-- INFORMATION follows --

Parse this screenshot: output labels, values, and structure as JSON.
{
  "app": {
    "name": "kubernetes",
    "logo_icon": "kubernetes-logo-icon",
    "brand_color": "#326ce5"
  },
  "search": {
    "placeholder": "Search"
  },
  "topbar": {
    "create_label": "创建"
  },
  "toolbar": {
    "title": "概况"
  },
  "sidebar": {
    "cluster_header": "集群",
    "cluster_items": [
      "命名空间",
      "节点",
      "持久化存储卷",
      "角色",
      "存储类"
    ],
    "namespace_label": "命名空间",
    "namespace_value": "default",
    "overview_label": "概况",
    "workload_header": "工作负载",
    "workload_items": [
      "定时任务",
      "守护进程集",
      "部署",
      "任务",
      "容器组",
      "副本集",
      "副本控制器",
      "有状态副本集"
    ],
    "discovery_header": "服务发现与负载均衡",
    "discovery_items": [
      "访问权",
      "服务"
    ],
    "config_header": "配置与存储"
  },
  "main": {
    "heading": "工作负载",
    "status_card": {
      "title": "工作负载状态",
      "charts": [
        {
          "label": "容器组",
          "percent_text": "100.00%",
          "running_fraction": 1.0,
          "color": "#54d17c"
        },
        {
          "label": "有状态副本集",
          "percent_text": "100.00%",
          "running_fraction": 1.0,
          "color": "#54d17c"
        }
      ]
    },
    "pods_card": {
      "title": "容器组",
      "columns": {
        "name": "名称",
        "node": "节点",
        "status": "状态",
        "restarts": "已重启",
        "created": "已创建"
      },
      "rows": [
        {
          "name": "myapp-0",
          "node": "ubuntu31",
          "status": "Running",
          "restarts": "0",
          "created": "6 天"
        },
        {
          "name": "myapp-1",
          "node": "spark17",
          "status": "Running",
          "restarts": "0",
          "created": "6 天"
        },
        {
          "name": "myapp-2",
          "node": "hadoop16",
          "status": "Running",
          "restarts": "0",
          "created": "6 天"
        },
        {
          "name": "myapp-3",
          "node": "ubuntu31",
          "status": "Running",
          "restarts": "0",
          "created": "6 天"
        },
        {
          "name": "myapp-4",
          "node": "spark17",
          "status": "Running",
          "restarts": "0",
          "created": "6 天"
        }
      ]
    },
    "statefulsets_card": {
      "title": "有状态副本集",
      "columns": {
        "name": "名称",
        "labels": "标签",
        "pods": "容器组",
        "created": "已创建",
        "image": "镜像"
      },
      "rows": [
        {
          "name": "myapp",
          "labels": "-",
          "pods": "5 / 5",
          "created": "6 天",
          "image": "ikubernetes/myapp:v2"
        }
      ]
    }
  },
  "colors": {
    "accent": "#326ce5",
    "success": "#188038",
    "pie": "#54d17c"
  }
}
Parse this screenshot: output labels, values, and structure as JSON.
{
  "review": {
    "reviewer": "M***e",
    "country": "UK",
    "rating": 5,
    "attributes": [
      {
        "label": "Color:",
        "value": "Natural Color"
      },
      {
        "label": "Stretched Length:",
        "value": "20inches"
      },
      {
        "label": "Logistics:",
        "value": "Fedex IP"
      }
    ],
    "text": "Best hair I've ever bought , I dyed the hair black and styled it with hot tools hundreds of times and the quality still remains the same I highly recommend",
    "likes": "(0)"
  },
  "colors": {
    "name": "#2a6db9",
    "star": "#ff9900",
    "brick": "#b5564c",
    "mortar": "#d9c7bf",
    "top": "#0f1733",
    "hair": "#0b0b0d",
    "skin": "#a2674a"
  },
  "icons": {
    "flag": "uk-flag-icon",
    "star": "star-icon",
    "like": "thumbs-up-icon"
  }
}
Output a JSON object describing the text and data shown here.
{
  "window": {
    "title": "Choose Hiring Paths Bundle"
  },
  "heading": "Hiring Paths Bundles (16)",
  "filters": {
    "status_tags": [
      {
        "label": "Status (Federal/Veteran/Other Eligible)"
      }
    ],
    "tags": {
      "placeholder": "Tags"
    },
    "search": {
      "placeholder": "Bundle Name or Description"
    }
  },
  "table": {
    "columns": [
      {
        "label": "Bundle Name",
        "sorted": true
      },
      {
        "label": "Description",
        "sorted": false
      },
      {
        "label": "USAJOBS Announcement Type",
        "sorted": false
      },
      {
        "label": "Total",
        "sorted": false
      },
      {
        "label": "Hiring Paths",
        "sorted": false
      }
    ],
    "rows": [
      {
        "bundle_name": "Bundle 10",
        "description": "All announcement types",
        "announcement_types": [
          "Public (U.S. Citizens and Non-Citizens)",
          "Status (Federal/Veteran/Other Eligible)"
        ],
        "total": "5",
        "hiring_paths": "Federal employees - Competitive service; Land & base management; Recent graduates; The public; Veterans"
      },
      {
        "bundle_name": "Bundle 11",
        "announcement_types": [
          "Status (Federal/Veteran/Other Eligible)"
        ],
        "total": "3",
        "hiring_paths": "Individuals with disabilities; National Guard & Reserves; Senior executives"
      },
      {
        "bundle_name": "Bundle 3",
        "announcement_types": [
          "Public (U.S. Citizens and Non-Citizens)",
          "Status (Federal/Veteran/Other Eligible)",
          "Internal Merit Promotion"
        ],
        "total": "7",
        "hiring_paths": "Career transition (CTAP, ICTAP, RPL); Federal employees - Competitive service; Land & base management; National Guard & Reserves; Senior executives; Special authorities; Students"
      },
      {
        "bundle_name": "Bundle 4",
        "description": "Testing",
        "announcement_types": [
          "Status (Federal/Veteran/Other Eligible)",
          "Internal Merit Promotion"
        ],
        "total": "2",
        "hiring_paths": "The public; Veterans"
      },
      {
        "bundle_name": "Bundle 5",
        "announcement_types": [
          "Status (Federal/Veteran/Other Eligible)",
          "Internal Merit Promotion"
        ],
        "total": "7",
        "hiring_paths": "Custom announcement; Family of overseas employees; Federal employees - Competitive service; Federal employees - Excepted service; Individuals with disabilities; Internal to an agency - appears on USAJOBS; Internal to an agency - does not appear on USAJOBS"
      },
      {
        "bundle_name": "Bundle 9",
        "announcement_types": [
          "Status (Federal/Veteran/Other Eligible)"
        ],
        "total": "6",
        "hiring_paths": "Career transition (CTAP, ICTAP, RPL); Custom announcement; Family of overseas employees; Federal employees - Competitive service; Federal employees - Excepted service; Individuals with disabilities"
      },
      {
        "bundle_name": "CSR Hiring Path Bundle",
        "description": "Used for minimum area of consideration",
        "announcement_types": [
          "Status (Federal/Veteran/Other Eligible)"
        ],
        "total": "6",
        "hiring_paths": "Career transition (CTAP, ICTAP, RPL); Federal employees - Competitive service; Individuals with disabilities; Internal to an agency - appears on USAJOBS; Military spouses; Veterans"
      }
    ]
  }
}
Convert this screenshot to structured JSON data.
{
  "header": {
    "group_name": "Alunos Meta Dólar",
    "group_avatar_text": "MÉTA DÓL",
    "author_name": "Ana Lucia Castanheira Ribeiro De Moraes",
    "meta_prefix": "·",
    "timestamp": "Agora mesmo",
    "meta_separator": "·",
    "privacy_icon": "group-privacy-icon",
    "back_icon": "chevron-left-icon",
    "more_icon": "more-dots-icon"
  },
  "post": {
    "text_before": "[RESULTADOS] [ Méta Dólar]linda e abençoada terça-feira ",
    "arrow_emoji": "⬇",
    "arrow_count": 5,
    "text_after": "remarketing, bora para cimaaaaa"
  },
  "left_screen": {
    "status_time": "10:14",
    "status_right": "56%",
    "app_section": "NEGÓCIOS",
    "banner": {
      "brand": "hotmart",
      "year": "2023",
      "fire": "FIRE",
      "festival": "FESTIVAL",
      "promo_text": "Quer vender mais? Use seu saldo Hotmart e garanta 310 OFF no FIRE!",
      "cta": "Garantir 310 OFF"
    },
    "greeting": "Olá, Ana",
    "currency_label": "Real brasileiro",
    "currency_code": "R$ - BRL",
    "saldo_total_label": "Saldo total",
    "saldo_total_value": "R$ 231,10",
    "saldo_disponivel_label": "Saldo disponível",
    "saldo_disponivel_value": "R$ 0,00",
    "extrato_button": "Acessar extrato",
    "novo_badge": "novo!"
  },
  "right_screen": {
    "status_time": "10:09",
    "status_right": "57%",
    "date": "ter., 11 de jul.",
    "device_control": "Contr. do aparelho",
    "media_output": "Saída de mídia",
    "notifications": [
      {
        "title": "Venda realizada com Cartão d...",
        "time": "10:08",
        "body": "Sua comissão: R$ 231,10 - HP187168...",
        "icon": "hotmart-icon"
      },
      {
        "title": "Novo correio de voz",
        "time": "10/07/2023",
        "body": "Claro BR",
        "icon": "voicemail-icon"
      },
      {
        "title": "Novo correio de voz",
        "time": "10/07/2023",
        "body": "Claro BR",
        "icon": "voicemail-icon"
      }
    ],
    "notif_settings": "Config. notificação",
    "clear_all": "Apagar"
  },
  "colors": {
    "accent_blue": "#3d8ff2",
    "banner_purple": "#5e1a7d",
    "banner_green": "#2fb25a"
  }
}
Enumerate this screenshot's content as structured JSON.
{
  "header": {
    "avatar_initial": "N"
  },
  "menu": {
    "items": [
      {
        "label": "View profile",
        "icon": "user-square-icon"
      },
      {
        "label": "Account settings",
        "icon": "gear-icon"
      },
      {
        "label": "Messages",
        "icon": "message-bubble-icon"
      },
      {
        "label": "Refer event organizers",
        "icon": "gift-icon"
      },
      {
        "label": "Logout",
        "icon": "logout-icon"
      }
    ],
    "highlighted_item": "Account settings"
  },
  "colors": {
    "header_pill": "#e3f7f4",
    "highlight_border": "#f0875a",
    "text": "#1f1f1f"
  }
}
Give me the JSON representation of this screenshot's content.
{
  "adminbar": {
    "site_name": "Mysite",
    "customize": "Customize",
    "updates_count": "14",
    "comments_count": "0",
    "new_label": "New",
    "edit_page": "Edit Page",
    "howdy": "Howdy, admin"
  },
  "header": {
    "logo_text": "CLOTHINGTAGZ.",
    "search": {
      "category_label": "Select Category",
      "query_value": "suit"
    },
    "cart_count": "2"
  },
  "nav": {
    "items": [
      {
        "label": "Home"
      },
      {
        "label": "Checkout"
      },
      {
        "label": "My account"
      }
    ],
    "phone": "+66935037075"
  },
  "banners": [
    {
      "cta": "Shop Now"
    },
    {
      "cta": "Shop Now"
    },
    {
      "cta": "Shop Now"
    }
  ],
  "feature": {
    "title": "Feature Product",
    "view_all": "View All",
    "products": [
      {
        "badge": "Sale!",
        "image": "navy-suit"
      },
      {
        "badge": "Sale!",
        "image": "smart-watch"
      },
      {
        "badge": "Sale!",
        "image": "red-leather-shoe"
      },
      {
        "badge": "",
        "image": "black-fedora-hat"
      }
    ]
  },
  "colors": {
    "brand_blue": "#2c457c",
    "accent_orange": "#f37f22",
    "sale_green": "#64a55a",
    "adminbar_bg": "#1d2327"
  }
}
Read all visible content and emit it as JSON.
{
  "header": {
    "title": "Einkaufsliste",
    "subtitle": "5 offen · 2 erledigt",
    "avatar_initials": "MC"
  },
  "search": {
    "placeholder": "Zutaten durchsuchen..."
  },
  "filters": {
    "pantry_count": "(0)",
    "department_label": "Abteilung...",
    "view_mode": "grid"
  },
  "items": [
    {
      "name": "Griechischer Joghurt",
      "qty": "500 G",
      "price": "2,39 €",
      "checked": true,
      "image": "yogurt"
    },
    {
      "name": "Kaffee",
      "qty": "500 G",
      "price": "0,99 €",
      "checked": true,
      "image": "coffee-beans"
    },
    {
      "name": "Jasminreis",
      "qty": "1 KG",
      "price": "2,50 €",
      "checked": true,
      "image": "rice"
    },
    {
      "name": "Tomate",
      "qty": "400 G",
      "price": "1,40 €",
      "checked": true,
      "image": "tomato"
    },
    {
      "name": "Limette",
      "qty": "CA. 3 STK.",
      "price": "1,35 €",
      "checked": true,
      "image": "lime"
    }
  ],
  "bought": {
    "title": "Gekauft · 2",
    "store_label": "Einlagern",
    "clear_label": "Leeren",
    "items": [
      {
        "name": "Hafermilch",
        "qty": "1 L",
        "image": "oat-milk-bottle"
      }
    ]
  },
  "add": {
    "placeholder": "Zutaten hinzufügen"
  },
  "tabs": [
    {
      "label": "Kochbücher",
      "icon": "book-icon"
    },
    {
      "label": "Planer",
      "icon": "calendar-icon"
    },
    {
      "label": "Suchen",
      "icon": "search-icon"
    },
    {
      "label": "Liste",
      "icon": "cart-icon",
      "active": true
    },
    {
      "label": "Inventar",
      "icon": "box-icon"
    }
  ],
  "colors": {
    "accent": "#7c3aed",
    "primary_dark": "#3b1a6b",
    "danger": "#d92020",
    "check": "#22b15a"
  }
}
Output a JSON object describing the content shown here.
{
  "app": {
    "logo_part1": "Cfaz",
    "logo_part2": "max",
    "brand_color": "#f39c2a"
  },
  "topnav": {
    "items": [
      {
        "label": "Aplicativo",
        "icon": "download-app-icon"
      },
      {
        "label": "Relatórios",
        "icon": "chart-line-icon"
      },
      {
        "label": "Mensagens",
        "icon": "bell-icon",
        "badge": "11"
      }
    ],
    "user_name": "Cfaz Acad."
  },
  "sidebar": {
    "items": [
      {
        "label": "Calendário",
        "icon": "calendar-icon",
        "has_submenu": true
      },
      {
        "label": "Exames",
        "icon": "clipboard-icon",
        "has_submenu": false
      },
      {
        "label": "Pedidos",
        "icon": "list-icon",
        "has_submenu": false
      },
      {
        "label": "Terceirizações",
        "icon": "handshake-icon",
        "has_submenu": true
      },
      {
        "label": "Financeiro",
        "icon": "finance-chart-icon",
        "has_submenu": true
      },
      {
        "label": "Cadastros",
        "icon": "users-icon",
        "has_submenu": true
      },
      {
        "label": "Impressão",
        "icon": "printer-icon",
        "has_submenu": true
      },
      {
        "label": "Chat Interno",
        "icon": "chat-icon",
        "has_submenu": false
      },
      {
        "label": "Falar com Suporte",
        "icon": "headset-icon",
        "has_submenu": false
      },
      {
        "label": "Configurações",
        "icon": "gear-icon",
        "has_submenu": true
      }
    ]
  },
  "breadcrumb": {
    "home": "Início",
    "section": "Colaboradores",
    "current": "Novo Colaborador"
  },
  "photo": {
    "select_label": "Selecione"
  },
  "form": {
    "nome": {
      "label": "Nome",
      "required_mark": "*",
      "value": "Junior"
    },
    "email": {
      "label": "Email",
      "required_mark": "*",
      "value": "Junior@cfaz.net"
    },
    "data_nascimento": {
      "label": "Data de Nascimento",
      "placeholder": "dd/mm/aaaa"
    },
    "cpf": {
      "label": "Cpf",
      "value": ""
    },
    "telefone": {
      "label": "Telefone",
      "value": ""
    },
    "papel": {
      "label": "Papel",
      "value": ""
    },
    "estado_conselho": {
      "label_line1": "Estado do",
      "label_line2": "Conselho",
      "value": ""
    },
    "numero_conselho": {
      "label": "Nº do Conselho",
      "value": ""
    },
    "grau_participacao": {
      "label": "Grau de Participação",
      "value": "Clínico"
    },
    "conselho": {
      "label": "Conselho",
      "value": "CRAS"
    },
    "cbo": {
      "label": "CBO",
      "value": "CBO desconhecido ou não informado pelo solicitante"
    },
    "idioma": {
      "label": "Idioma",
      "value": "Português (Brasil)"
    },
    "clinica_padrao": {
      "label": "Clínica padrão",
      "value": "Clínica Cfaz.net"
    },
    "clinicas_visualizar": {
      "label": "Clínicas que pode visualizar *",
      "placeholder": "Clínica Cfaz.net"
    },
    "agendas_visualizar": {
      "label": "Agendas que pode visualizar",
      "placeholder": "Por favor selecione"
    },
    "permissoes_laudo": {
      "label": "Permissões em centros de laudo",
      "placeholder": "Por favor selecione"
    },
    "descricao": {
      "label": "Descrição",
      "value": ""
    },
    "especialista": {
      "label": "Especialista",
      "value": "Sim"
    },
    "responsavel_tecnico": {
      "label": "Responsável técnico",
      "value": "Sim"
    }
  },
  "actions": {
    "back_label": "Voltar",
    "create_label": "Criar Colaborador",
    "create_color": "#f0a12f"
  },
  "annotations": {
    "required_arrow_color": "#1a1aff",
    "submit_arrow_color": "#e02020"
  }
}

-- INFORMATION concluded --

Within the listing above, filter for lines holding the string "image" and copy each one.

_EXERCISE SOLUTION_
        "image": "镜像"
          "image": "ikubernetes/myapp:v2"
        "image": "navy-suit"
        "image": "smart-watch"
        "image": "red-leather-shoe"
        "image": "black-fedora-hat"
      "image": "yogurt"
      "image": "coffee-beans"
      "image": "rice"
      "image": "tomato"
      "image": "lime"
        "image": "oat-milk-bottle"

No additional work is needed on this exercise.